- Cypriot government taps less than 10 billion-euro maximum
- Program exit leaves Greece as only euro nation in a bailout
The Cypriot government won the blessing of its European partners and the International Monetary Fund to exit a three-year-old aid program with no safety net, leaving Greece as the only euro-area country still in a rescue.
Cyprus leaves its 10 billion-euro ($11 billion) bailout after tapping just 7.3 billion euros of the total, returning to economic growth and regaining access to bond markets.

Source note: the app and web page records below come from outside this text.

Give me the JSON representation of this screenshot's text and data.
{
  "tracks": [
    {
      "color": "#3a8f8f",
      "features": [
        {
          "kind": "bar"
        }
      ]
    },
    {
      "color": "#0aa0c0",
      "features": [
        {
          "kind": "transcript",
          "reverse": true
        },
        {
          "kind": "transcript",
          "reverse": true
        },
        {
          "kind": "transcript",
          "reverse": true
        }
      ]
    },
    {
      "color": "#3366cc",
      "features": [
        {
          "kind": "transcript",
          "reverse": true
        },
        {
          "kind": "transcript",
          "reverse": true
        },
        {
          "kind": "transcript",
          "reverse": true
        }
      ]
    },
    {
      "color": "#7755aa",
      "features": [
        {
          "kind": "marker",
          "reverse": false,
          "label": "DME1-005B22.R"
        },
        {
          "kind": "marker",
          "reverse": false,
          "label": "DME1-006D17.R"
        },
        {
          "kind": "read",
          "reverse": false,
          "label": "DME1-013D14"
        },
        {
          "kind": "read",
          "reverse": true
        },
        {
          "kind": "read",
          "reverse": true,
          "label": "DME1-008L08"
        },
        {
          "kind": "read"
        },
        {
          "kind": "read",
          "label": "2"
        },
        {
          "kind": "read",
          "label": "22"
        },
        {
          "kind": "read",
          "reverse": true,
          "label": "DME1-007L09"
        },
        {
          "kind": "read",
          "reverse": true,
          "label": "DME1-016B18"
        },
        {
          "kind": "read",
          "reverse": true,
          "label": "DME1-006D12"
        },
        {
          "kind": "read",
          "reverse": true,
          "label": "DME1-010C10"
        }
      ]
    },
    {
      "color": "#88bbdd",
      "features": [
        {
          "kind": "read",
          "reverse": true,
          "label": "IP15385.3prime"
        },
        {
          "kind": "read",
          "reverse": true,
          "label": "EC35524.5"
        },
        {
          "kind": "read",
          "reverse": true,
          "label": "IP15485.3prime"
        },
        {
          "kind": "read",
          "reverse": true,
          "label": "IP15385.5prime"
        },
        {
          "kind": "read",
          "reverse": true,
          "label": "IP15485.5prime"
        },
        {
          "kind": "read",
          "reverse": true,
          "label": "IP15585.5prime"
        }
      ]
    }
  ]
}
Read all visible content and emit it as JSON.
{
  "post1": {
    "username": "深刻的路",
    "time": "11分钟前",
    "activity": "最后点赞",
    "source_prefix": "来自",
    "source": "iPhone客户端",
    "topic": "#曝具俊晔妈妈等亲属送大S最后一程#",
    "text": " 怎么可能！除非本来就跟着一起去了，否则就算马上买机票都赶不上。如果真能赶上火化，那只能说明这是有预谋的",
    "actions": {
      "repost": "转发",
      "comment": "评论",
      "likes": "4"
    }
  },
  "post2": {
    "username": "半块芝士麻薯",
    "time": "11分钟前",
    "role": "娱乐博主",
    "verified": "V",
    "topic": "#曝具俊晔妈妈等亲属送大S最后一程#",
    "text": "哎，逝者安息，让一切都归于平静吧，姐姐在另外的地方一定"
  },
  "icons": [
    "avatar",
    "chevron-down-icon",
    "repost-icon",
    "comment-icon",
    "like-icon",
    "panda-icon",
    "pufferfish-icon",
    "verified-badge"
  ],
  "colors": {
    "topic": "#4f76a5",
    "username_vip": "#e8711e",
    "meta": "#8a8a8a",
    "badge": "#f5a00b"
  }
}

The government of President Nicos Anastasiades opted against seeking a post-program precautionary credit line -- a step that would have involved further creditor conditions.
In a statement after a meeting on Monday in Brussels, euro-area finance ministers endorsed the exit “without a successor arrangement” and hailed “the overall successful implementation of the program.” In a separate statement, IMF Managing Director Christine Lagarde said the bailout of Cyprus had delivered “an impressive turnaround of the economy.”
Cyprus, an island nation in the eastern Mediterranean, has gone from a sick patient that came close to shattering the euro area in March 2013 to a model of economic adjustment, with some bumps along the way.
The initial rescue package was thrown out by Cypriot lawmakers because it included a tax on insured bank deposits, roiling markets and forcing Europe and the IMF to come up a week later with a new deal that shuttered the country’s No. 2 lender, Cyprus Popular Bank Pcl, imposed losses on uninsured depositors and prompted the government to introduce capital controls.
As the fifth euro country to receive emergency aid after Greece, Ireland, Portugal and Spain, Cyprus struggled in the early part of its rescue in 2013 to ensure Bank of Cyprus Pcl emerged from resolution and to meet creditor demands for tighter foreclosure rules so banks could tackle bad loans.
In their statements on Monday, the euro area and IMF highlighted improvements in the health of Cyprus’s lenders, with the finance ministers saying the Cypriot banking system “has undergone a deep transformation” and Lagarde saying it “is on a much more solid footing and workouts of non-performing loans are accelerating.”
At the same time, Cyprus’s euro partners urged the completion of one bit of unfinished business in the aid program: the privatization of the Cypriot Telecommunications Authority.
The state asset sale, together with a public-administration overhaul and other structural reforms discussed during the program, would cement improvements in public finances and support sustained economic growth, the ministers said.
Cypriot Finance Minister Harris Georgiades said he’s confident the country will retain access to bond markets because the government’s economic-adjustment effort is set to continue.
“We continue the effort seriously,” Georgiades said on Twitter, “far away from populism and from past mistakes.”